DATA RECORDS: Begin
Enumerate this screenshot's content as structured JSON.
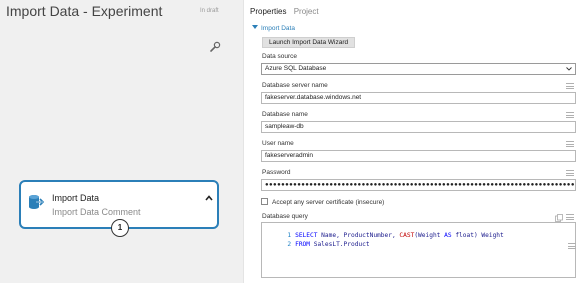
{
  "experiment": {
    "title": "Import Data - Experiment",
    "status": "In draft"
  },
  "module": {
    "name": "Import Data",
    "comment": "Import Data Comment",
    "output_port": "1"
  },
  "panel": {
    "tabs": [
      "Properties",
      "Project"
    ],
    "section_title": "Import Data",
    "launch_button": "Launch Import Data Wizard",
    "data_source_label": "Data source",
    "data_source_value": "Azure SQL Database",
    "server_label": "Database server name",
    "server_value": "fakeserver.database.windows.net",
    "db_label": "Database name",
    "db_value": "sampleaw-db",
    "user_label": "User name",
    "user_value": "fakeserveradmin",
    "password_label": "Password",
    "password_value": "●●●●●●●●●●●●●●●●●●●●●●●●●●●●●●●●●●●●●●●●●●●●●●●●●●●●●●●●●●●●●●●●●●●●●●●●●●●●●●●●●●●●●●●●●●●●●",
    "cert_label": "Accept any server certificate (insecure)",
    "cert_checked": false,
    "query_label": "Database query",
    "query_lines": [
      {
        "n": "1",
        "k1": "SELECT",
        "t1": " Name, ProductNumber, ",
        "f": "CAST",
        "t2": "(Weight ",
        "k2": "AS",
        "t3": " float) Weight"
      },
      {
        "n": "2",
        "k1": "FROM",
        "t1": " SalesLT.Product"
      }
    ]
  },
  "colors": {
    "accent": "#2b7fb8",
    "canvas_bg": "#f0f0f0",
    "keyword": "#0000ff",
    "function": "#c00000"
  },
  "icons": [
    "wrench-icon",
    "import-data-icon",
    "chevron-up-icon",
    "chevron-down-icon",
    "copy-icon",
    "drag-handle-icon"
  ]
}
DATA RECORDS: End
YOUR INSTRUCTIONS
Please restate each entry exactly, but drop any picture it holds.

RESPONSE
Enumerate this screenshot's content as structured JSON.
{
  "experiment": {
    "title": "Import Data - Experiment",
    "status": "In draft"
  },
  "module": {
    "name": "Import Data",
    "comment": "Import Data Comment",
    "output_port": "1"
  },
  "panel": {
    "tabs": [
      "Properties",
      "Project"
    ],
    "section_title": "Import Data",
    "launch_button": "Launch Import Data Wizard",
    "data_source_label": "Data source",
    "data_source_value": "Azure SQL Database",
    "server_label": "Database server name",
    "server_value": "fakeserver.database.windows.net",
    "db_label": "Database name",
    "db_value": "sampleaw-db",
    "user_label": "User name",
    "user_value": "fakeserveradmin",
    "password_label": "Password",
    "password_value": "●●●●●●●●●●●●●●●●●●●●●●●●●●●●●●●●●●●●●●●●●●●●●●●●●●●●●●●●●●●●●●●●●●●●●●●●●●●●●●●●●●●●●●●●●●●●●",
    "cert_label": "Accept any server certificate (insecure)",
    "cert_checked": false,
    "query_label": "Database query",
    "query_lines": [
      {
        "n": "1",
        "k1": "SELECT",
        "t1": " Name, ProductNumber, ",
        "f": "CAST",
        "t2": "(Weight ",
        "k2": "AS",
        "t3": " float) Weight"
      },
      {
        "n": "2",
        "k1": "FROM",
        "t1": " SalesLT.Product"
      }
    ]
  },
  "colors": {
    "accent": "#2b7fb8",
    "canvas_bg": "#f0f0f0",
    "keyword": "#0000ff",
    "function": "#c00000"
  },
  "icons": [
    "wrench-icon",
    "import-data-icon",
    "chevron-up-icon",
    "chevron-down-icon",
    "copy-icon",
    "drag-handle-icon"
  ]
}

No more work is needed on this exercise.